Yusaku Kamekura, Herbert Bayer [introduction]: YUSAKU KAMEKURA: HIS WORKS. Tokyo: Bijutsu Shuppan-Sha, 1971. First edition. Square quarto. Text in Japanese [Bayer’s intro in English and Japanese]. Printed blue papered boards over stamped black fabric binding. Black endpapers.  200 pp. 238 black and white reproductions. 123 color images. INSCRIBED by Kamekura on half-title page. Boards lightly scuffed and a couple of random spots to textblock. Slipcase worn along edges, mildling scuffed and sunned to spine. A nearly fine copy in a very good or better example of the Publishers Slipcase.

10.5 x 10 hardcover book with 200 pages and 238 examples [123 in color] of Kamekura's  modern graphic design. Foreword by Herbert Bayer and an essay by design critic Masaru Katsumi.
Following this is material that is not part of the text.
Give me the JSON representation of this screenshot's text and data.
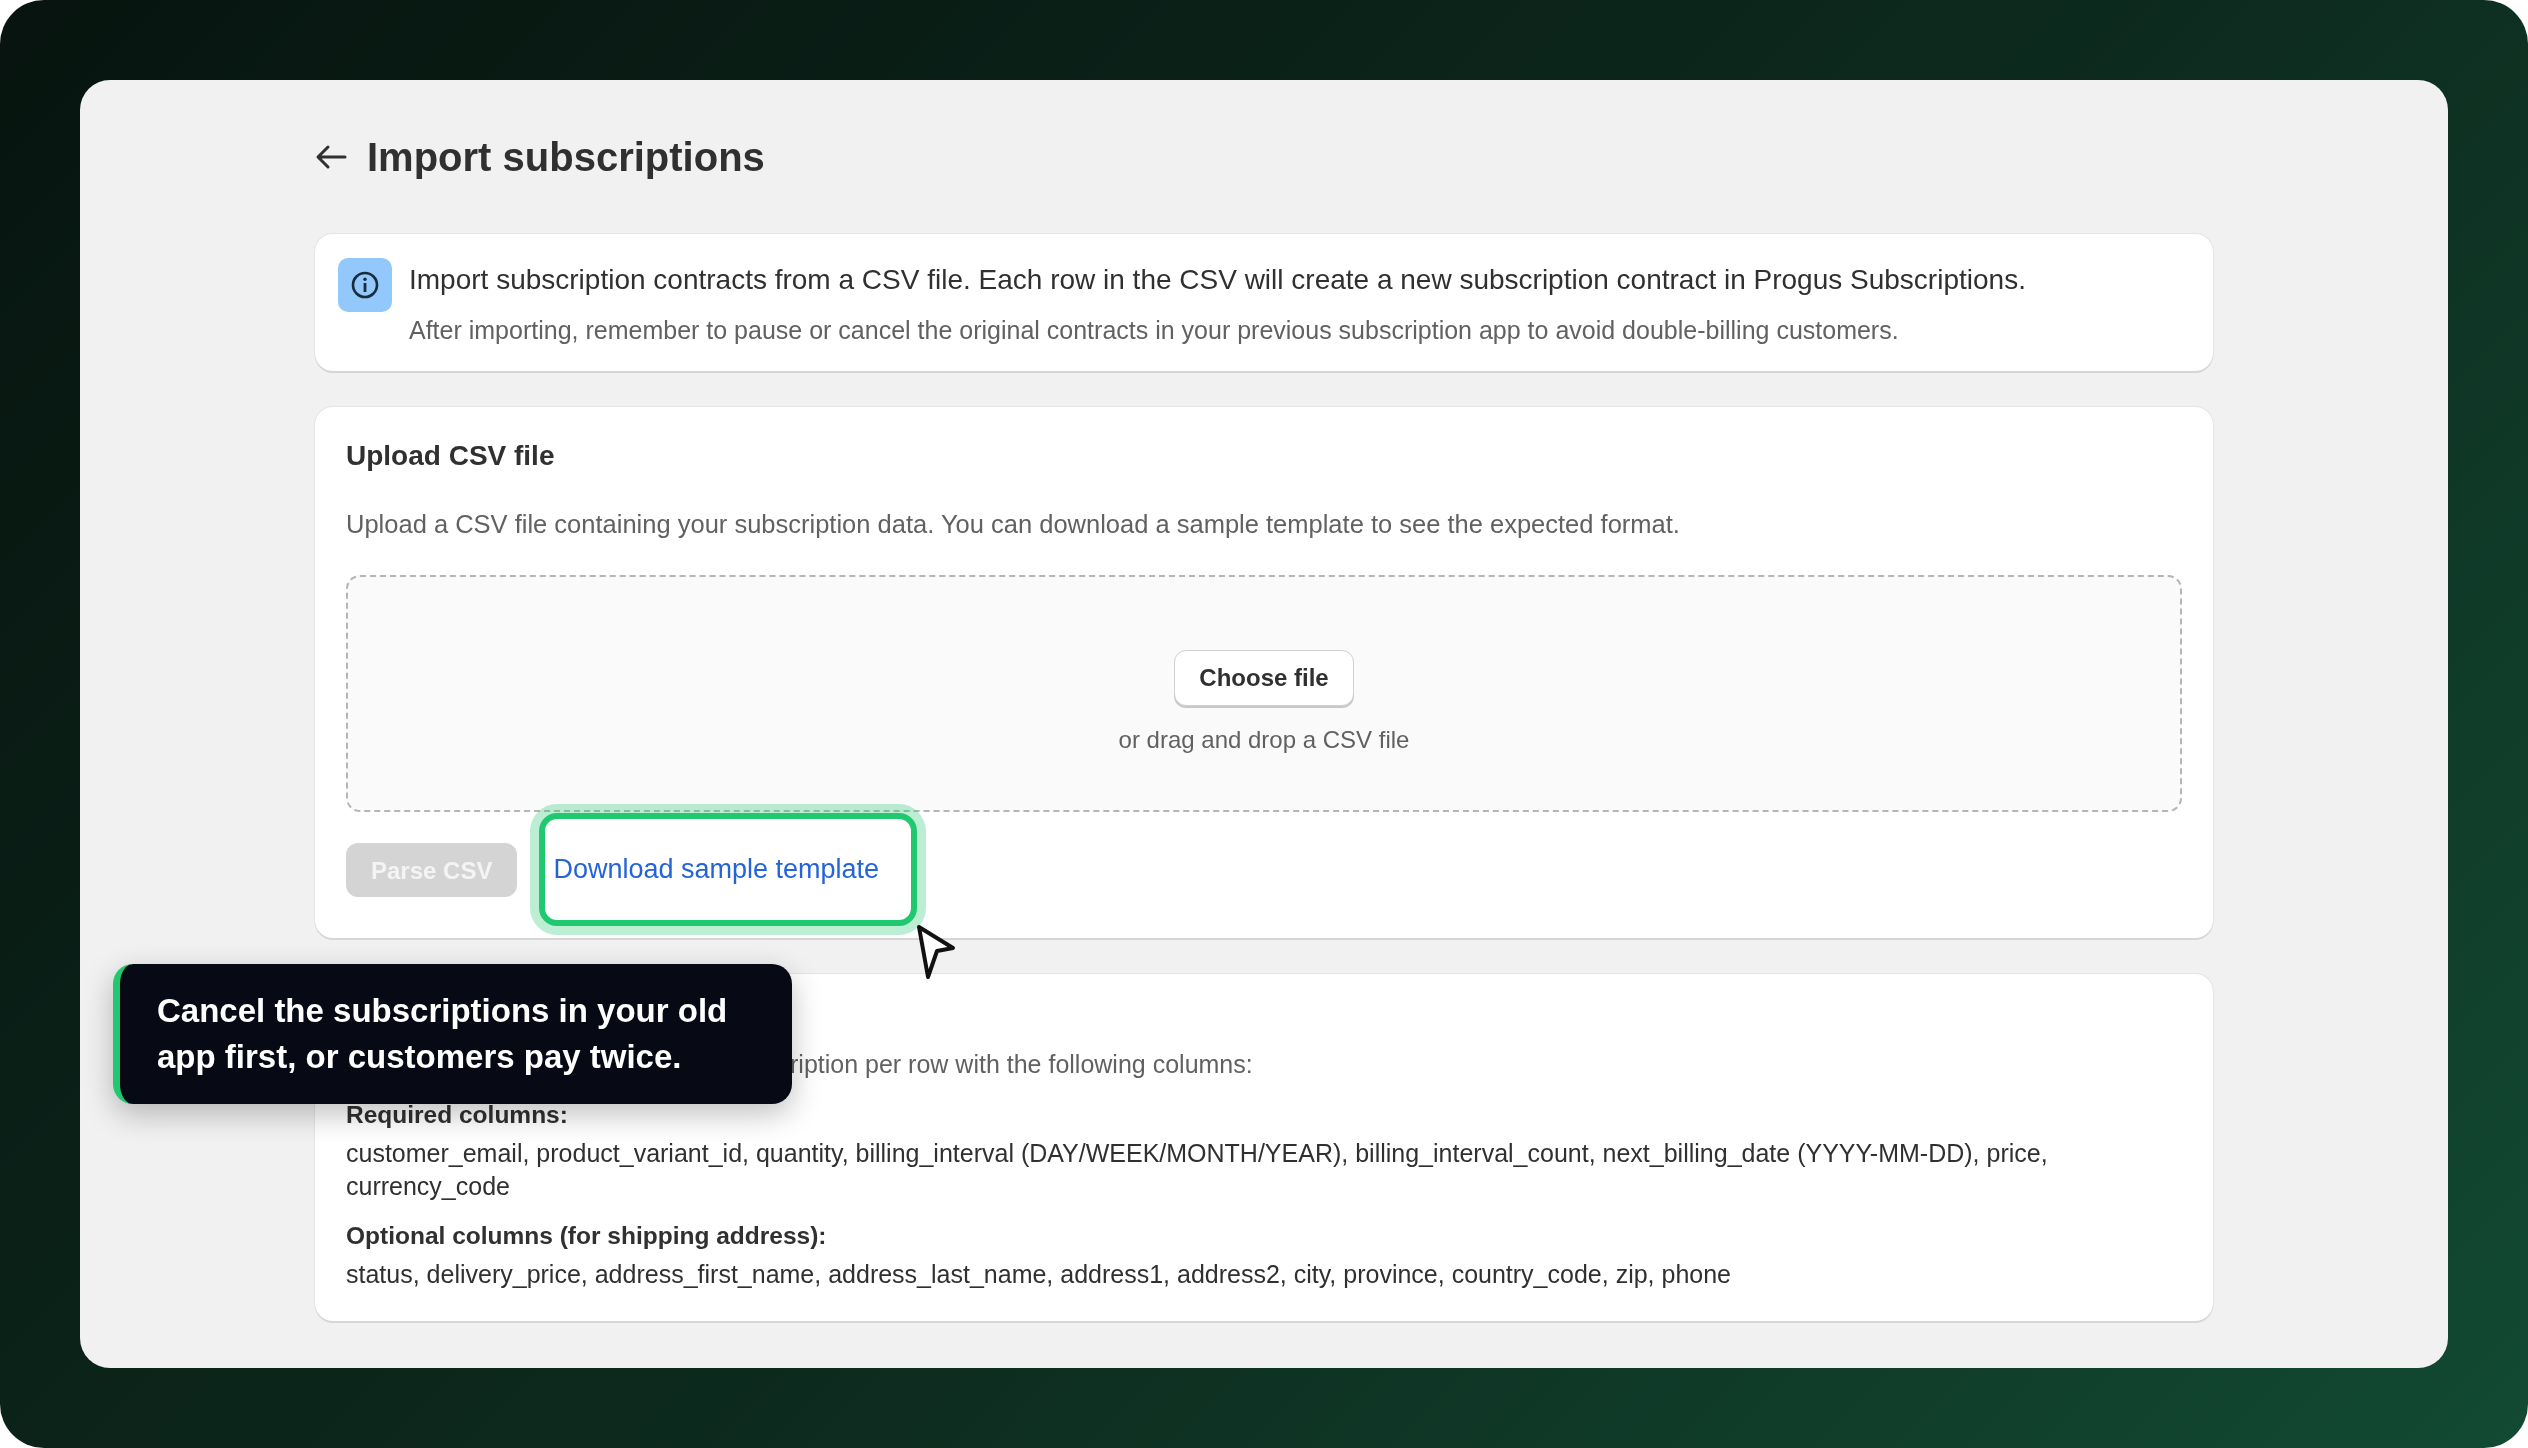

The first monograph devoted to "the Father of Japanese Graphic Design"  covers two decades of his best work in the fields of posters, marks, packaging, book and magazine covers, neon signs and miscellaneous graphics.

Kamekura's own frank comments on the illustrations reveal insights into his design philosophy, working methods, and personality.

Yusaku Kamekura (1915-1997) was one of the pioneers of Japanese graphic design who was at the forefront in promoting graphic design as an essential factor of modern society, culture and art, and whose achievements helped to establish the reputation of Japanese graphic design internationally. His designs included a wide diversity of projects such as logos, packages, books, and page layout, but some of his most memorable achievements were in posters, many of which can be seen in this book.

The symbol and poster designs for the 1964 Tokyo Olympics were Kamekura’s best-known work. The Tokyo Olympic symbol is a powerful, concise design, while the posters capture the dynamism of athletes. The poster design also incorporated photos, marking the first time that a photograph was used in an Olympic poster. Kamekura's other well-known poster designs include Hiroshima Appeals, a poetic image of falling, burning butterflies; Expo '70 in Osaka; and a series entitled, I’m Here.

Aesthetically, Kamekura’s style is characterised by powerful, clear-cut designs using abstract forms, planes, and lines, as well as photography. With colour, Kamekura favoured bright, mixed hues and only rarely used primary colours. His skilful use of black in the background, for the image or the title, gave his work strength and tranquility.

After his death in 1997, Japan Graphic Designers Association (JAGDA) honoured Kamekura in 1999 with a design award in his name, recognising him as a key leader of JAGDA and for his "profound influence on design both at home and abroad." The Yusaku Kamekura Design Award is offered to a Japanese or international designer "producing the most outstanding work of the year, regardless of age or career."